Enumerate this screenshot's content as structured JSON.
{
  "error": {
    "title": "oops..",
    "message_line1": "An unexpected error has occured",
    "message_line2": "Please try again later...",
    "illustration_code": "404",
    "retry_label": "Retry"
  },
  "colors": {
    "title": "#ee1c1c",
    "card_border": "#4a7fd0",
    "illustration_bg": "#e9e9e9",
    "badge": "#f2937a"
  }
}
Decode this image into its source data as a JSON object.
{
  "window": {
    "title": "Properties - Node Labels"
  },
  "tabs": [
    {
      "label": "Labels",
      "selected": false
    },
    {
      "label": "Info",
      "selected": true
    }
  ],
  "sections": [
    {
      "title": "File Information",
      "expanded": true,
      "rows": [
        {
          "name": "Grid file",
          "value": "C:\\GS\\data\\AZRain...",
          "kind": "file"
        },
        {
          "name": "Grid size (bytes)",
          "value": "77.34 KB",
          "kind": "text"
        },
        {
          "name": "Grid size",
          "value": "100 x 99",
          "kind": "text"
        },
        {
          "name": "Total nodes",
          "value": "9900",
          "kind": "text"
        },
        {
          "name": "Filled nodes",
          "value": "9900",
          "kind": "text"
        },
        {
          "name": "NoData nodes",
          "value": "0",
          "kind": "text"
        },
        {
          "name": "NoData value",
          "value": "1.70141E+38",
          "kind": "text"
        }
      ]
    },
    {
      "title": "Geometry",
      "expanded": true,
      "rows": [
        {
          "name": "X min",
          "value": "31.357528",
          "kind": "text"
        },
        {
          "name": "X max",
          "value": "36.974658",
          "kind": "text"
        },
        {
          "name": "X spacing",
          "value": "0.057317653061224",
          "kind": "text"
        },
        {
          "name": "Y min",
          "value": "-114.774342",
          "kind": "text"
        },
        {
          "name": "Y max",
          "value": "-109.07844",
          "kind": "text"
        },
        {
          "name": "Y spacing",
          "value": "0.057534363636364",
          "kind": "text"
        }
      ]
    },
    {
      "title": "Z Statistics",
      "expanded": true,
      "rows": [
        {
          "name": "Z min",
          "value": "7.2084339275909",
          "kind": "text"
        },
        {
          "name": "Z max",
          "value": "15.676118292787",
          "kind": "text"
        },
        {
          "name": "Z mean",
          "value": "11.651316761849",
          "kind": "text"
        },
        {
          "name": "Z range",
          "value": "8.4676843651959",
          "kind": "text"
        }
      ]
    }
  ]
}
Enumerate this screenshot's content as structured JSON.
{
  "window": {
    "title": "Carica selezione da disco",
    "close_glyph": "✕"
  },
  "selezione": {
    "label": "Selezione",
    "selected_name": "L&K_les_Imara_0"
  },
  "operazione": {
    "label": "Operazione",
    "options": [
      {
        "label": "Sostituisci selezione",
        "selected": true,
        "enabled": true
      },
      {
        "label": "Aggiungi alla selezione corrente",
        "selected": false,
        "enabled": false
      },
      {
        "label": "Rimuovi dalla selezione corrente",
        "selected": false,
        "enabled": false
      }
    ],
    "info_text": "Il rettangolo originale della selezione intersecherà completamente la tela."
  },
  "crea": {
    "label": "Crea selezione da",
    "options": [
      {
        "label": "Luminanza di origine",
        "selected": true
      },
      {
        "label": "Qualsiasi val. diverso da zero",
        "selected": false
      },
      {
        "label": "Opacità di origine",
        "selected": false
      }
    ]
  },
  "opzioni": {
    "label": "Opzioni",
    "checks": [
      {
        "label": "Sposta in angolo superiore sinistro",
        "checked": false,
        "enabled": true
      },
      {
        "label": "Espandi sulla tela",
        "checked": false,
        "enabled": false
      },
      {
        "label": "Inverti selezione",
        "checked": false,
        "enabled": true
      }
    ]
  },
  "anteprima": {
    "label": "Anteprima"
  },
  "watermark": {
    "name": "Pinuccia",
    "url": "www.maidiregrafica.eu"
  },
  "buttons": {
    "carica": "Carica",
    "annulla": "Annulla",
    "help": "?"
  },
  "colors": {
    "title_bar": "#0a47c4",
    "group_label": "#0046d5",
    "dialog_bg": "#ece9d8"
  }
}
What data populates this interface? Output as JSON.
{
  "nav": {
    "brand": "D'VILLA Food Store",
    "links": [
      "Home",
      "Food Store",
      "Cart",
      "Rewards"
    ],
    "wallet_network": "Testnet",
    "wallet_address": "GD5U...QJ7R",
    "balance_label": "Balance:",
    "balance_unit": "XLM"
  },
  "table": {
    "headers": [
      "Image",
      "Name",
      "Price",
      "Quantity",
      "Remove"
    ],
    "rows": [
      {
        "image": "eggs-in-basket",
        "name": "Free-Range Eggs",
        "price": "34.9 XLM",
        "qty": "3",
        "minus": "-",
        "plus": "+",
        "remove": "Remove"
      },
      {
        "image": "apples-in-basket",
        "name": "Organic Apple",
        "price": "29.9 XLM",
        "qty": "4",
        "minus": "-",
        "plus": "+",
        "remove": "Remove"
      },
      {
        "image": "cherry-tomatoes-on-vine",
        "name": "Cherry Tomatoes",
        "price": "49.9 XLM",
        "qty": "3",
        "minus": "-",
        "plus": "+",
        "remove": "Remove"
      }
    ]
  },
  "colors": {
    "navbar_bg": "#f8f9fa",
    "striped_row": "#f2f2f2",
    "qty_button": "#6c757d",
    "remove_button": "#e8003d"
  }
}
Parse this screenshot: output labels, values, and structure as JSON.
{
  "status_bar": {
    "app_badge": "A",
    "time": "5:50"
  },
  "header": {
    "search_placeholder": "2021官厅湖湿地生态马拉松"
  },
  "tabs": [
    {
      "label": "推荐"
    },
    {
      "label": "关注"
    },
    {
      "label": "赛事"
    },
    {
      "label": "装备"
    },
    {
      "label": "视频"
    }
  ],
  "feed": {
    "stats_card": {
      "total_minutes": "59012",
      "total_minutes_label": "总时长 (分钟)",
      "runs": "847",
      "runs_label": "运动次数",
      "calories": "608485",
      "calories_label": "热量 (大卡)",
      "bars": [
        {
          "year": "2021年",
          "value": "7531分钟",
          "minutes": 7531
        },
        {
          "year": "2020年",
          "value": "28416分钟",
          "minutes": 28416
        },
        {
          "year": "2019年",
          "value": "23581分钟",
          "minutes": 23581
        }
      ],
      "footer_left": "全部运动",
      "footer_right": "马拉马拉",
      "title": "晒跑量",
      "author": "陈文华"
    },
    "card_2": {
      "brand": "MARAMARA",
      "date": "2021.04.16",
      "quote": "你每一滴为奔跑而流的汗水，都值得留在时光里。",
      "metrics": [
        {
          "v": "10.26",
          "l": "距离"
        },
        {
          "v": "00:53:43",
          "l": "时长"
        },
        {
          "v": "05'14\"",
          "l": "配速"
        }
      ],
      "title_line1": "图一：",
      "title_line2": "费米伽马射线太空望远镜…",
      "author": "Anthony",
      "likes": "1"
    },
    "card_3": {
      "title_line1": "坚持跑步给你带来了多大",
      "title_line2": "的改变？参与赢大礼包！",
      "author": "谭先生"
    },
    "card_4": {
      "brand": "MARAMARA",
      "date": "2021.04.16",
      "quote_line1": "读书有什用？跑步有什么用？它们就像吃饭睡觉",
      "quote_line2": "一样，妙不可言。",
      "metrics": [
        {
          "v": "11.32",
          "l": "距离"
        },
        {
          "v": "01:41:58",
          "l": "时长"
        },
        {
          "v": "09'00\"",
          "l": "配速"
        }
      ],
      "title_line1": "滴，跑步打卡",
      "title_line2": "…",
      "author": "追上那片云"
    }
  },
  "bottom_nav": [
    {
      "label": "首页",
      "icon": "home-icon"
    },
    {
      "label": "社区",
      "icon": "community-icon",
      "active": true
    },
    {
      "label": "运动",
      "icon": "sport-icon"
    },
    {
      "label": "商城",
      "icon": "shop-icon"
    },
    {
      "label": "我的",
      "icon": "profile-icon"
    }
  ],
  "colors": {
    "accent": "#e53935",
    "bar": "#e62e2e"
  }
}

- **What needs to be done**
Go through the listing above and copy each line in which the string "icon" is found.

- **Result for this task**
      "icon": "home-icon"
      "icon": "community-icon",
      "icon": "sport-icon"
      "icon": "shop-icon"
      "icon": "profile-icon"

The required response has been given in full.